*Data shown*:
**********

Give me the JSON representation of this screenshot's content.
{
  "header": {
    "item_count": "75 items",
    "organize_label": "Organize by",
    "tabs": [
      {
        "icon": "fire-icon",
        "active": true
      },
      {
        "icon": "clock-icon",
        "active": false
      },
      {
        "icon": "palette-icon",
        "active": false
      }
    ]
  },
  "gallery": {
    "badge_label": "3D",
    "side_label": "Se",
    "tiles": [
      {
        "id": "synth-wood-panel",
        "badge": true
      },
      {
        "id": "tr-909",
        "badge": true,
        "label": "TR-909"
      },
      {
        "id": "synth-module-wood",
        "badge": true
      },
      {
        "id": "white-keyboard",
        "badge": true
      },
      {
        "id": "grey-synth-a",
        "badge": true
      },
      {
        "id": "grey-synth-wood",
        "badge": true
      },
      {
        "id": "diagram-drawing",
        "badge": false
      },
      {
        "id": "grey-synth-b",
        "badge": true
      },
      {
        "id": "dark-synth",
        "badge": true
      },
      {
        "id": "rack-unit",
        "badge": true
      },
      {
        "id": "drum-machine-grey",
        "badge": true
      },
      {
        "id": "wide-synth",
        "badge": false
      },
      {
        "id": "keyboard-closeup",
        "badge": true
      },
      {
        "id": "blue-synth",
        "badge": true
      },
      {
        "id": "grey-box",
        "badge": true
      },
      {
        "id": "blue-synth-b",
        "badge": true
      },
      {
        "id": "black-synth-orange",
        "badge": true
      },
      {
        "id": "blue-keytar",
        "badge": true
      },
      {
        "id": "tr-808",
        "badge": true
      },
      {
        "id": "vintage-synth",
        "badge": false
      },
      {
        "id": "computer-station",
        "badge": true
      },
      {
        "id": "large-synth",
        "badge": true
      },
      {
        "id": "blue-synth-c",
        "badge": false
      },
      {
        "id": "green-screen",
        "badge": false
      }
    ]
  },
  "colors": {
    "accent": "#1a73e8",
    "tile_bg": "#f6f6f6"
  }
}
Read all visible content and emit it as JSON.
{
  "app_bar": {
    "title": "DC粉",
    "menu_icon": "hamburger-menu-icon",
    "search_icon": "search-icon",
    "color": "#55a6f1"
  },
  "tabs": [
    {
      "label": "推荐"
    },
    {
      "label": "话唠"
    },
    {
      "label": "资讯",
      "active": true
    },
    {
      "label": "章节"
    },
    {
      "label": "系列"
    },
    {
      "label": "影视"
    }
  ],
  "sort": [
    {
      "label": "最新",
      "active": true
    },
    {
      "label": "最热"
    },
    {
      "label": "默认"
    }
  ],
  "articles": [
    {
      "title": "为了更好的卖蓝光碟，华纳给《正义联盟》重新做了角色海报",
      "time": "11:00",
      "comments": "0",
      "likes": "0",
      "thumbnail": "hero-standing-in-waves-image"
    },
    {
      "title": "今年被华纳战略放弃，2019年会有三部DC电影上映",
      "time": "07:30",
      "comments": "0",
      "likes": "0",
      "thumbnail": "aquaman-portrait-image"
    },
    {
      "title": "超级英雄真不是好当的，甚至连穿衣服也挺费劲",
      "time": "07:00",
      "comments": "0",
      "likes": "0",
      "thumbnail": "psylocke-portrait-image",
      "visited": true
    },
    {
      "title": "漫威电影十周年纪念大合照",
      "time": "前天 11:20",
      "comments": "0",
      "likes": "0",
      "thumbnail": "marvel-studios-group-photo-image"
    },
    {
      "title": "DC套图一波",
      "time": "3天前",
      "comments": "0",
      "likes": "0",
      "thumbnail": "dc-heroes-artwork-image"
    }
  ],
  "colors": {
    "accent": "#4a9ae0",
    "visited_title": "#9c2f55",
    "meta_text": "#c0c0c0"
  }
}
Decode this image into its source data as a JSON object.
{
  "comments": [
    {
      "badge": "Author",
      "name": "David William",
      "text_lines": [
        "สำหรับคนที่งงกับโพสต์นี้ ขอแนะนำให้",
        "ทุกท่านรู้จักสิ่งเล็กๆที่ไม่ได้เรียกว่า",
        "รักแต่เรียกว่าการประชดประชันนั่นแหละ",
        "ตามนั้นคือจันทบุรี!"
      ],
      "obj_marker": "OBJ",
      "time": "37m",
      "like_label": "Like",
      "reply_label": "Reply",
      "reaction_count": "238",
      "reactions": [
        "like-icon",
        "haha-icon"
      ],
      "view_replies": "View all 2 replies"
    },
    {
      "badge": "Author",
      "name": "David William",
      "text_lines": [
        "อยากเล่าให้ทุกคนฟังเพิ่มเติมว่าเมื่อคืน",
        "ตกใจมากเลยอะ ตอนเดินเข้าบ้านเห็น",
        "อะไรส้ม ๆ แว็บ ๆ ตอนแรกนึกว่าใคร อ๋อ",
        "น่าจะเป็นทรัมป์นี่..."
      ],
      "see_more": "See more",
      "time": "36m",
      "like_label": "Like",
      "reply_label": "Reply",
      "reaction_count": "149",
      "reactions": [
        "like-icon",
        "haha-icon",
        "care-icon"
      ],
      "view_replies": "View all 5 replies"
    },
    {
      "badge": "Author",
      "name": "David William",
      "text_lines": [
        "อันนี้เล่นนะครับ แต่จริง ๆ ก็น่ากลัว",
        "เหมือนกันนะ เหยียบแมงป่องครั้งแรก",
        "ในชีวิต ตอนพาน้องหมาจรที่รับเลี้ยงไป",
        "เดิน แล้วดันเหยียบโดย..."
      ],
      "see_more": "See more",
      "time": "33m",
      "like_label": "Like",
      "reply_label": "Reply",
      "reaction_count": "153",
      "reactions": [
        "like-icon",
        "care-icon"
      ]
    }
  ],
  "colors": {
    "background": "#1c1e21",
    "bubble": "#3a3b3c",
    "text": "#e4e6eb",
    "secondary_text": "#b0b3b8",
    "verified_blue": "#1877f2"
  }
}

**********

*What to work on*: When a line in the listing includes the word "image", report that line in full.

*Response area*:
      "thumbnail": "hero-standing-in-waves-image"
      "thumbnail": "aquaman-portrait-image"
      "thumbnail": "psylocke-portrait-image",
      "thumbnail": "marvel-studios-group-photo-image"
      "thumbnail": "dc-heroes-artwork-image"
Decode this image into its source data as a JSON object.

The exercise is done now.